- To do -
If an entry contains a picture, leave the picture out and reproduce everything else in the records below exactly.

──────────

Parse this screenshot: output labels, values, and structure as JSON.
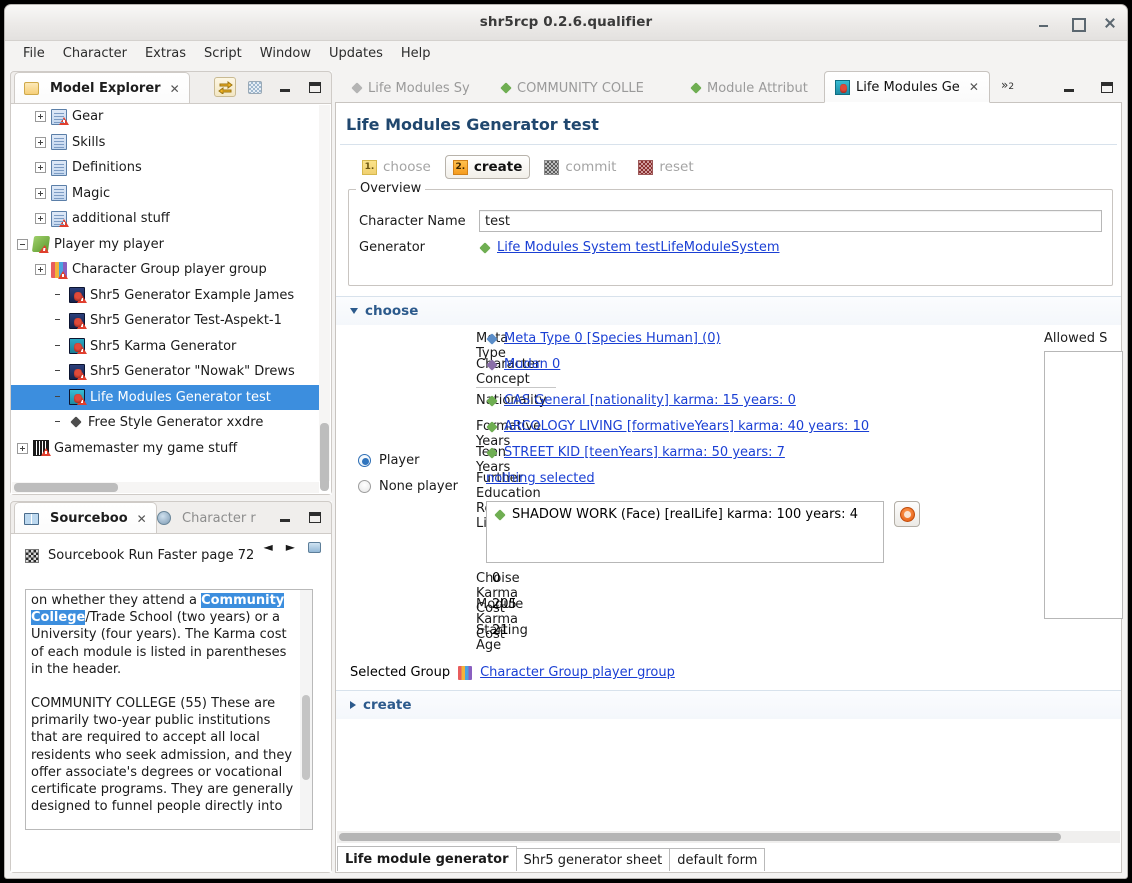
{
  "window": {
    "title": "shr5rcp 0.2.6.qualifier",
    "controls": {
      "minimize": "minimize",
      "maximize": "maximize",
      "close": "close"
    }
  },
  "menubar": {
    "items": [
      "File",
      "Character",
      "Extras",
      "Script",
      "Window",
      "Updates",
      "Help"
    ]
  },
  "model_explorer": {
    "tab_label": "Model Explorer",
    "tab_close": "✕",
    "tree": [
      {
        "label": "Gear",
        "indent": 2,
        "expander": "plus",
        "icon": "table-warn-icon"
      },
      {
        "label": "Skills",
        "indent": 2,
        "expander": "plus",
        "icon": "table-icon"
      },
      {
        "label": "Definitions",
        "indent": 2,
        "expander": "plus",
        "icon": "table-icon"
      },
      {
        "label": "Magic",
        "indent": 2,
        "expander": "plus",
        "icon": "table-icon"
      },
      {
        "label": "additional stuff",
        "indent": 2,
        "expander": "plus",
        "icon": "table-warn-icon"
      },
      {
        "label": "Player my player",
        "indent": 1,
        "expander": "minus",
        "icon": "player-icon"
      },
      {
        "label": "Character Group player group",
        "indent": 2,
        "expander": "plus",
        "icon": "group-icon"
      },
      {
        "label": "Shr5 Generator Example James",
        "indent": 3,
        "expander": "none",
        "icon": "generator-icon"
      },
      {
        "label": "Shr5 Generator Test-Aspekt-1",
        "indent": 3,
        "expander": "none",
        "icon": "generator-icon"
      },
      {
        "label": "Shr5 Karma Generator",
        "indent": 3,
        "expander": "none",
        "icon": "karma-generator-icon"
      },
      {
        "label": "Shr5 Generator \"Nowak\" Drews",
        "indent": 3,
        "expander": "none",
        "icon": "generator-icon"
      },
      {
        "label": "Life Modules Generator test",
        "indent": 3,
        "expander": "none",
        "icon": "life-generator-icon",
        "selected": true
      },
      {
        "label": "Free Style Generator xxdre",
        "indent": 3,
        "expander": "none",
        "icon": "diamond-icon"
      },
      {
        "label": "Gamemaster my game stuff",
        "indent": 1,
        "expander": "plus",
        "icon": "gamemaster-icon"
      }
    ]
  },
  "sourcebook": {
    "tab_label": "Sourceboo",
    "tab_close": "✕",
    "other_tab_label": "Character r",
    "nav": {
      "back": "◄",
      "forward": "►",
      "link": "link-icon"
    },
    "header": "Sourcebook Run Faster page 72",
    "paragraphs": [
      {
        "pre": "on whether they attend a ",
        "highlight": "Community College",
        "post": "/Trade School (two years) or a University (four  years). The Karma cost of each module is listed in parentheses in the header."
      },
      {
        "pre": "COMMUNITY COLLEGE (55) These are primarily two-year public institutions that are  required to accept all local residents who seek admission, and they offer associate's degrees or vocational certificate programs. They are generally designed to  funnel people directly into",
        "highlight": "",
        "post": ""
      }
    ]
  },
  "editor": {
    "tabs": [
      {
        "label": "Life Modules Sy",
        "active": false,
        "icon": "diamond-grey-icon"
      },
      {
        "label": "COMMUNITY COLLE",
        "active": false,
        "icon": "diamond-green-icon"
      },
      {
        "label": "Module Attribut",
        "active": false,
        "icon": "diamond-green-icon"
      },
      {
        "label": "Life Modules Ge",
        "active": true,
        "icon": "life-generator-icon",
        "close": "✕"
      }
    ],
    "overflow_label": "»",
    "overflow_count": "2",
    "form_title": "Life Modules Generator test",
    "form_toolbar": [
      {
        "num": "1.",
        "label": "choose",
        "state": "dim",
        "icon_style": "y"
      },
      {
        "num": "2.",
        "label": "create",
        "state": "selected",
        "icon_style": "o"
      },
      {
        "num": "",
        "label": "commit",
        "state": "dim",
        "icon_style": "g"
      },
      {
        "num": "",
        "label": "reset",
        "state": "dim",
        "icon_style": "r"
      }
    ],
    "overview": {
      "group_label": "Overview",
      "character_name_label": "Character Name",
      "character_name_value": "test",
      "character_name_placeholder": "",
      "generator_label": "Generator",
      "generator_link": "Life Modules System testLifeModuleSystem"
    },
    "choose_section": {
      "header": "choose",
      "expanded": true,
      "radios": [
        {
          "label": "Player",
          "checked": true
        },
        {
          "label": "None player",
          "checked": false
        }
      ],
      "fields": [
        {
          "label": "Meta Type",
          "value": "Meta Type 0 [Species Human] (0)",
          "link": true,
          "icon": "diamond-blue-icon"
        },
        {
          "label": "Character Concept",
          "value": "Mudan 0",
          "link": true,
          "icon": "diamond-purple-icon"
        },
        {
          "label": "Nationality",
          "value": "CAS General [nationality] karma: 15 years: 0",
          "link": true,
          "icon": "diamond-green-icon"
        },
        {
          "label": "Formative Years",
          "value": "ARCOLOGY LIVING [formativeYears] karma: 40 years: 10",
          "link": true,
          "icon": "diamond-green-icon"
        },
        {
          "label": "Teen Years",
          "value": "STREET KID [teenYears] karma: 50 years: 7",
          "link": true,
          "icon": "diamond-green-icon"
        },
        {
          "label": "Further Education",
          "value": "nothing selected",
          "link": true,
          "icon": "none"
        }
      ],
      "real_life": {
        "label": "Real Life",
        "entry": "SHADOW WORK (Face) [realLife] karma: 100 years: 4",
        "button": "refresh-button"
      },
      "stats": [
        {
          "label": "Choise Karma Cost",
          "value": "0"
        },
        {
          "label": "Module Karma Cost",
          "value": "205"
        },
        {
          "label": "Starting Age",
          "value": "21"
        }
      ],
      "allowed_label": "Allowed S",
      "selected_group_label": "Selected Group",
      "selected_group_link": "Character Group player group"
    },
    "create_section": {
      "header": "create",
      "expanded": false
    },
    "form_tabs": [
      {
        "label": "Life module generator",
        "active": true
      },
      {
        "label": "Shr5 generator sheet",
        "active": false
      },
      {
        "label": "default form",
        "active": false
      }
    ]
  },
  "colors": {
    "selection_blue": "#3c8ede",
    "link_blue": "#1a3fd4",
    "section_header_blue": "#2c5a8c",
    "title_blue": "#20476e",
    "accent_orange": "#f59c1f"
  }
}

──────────

- Result of this task -
Parse this screenshot: output labels, values, and structure as JSON.
{
  "window": {
    "title": "shr5rcp 0.2.6.qualifier",
    "controls": {
      "minimize": "minimize",
      "maximize": "maximize",
      "close": "close"
    }
  },
  "menubar": {
    "items": [
      "File",
      "Character",
      "Extras",
      "Script",
      "Window",
      "Updates",
      "Help"
    ]
  },
  "model_explorer": {
    "tab_label": "Model Explorer",
    "tab_close": "✕",
    "tree": [
      {
        "label": "Gear",
        "indent": 2,
        "expander": "plus",
        "icon": "table-warn-icon"
      },
      {
        "label": "Skills",
        "indent": 2,
        "expander": "plus",
        "icon": "table-icon"
      },
      {
        "label": "Definitions",
        "indent": 2,
        "expander": "plus",
        "icon": "table-icon"
      },
      {
        "label": "Magic",
        "indent": 2,
        "expander": "plus",
        "icon": "table-icon"
      },
      {
        "label": "additional stuff",
        "indent": 2,
        "expander": "plus",
        "icon": "table-warn-icon"
      },
      {
        "label": "Player my player",
        "indent": 1,
        "expander": "minus",
        "icon": "player-icon"
      },
      {
        "label": "Character Group player group",
        "indent": 2,
        "expander": "plus",
        "icon": "group-icon"
      },
      {
        "label": "Shr5 Generator Example James",
        "indent": 3,
        "expander": "none",
        "icon": "generator-icon"
      },
      {
        "label": "Shr5 Generator Test-Aspekt-1",
        "indent": 3,
        "expander": "none",
        "icon": "generator-icon"
      },
      {
        "label": "Shr5 Karma Generator",
        "indent": 3,
        "expander": "none",
        "icon": "karma-generator-icon"
      },
      {
        "label": "Shr5 Generator \"Nowak\" Drews",
        "indent": 3,
        "expander": "none",
        "icon": "generator-icon"
      },
      {
        "label": "Life Modules Generator test",
        "indent": 3,
        "expander": "none",
        "icon": "life-generator-icon",
        "selected": true
      },
      {
        "label": "Free Style Generator xxdre",
        "indent": 3,
        "expander": "none",
        "icon": "diamond-icon"
      },
      {
        "label": "Gamemaster my game stuff",
        "indent": 1,
        "expander": "plus",
        "icon": "gamemaster-icon"
      }
    ]
  },
  "sourcebook": {
    "tab_label": "Sourceboo",
    "tab_close": "✕",
    "other_tab_label": "Character r",
    "nav": {
      "back": "◄",
      "forward": "►",
      "link": "link-icon"
    },
    "header": "Sourcebook Run Faster page 72",
    "paragraphs": [
      {
        "pre": "on whether they attend a ",
        "highlight": "Community College",
        "post": "/Trade School (two years) or a University (four  years). The Karma cost of each module is listed in parentheses in the header."
      },
      {
        "pre": "COMMUNITY COLLEGE (55) These are primarily two-year public institutions that are  required to accept all local residents who seek admission, and they offer associate's degrees or vocational certificate programs. They are generally designed to  funnel people directly into",
        "highlight": "",
        "post": ""
      }
    ]
  },
  "editor": {
    "tabs": [
      {
        "label": "Life Modules Sy",
        "active": false,
        "icon": "diamond-grey-icon"
      },
      {
        "label": "COMMUNITY COLLE",
        "active": false,
        "icon": "diamond-green-icon"
      },
      {
        "label": "Module Attribut",
        "active": false,
        "icon": "diamond-green-icon"
      },
      {
        "label": "Life Modules Ge",
        "active": true,
        "icon": "life-generator-icon",
        "close": "✕"
      }
    ],
    "overflow_label": "»",
    "overflow_count": "2",
    "form_title": "Life Modules Generator test",
    "form_toolbar": [
      {
        "num": "1.",
        "label": "choose",
        "state": "dim",
        "icon_style": "y"
      },
      {
        "num": "2.",
        "label": "create",
        "state": "selected",
        "icon_style": "o"
      },
      {
        "num": "",
        "label": "commit",
        "state": "dim",
        "icon_style": "g"
      },
      {
        "num": "",
        "label": "reset",
        "state": "dim",
        "icon_style": "r"
      }
    ],
    "overview": {
      "group_label": "Overview",
      "character_name_label": "Character Name",
      "character_name_value": "test",
      "character_name_placeholder": "",
      "generator_label": "Generator",
      "generator_link": "Life Modules System testLifeModuleSystem"
    },
    "choose_section": {
      "header": "choose",
      "expanded": true,
      "radios": [
        {
          "label": "Player",
          "checked": true
        },
        {
          "label": "None player",
          "checked": false
        }
      ],
      "fields": [
        {
          "label": "Meta Type",
          "value": "Meta Type 0 [Species Human] (0)",
          "link": true,
          "icon": "diamond-blue-icon"
        },
        {
          "label": "Character Concept",
          "value": "Mudan 0",
          "link": true,
          "icon": "diamond-purple-icon"
        },
        {
          "label": "Nationality",
          "value": "CAS General [nationality] karma: 15 years: 0",
          "link": true,
          "icon": "diamond-green-icon"
        },
        {
          "label": "Formative Years",
          "value": "ARCOLOGY LIVING [formativeYears] karma: 40 years: 10",
          "link": true,
          "icon": "diamond-green-icon"
        },
        {
          "label": "Teen Years",
          "value": "STREET KID [teenYears] karma: 50 years: 7",
          "link": true,
          "icon": "diamond-green-icon"
        },
        {
          "label": "Further Education",
          "value": "nothing selected",
          "link": true,
          "icon": "none"
        }
      ],
      "real_life": {
        "label": "Real Life",
        "entry": "SHADOW WORK (Face) [realLife] karma: 100 years: 4",
        "button": "refresh-button"
      },
      "stats": [
        {
          "label": "Choise Karma Cost",
          "value": "0"
        },
        {
          "label": "Module Karma Cost",
          "value": "205"
        },
        {
          "label": "Starting Age",
          "value": "21"
        }
      ],
      "allowed_label": "Allowed S",
      "selected_group_label": "Selected Group",
      "selected_group_link": "Character Group player group"
    },
    "create_section": {
      "header": "create",
      "expanded": false
    },
    "form_tabs": [
      {
        "label": "Life module generator",
        "active": true
      },
      {
        "label": "Shr5 generator sheet",
        "active": false
      },
      {
        "label": "default form",
        "active": false
      }
    ]
  },
  "colors": {
    "selection_blue": "#3c8ede",
    "link_blue": "#1a3fd4",
    "section_header_blue": "#2c5a8c",
    "title_blue": "#20476e",
    "accent_orange": "#f59c1f"
  }
}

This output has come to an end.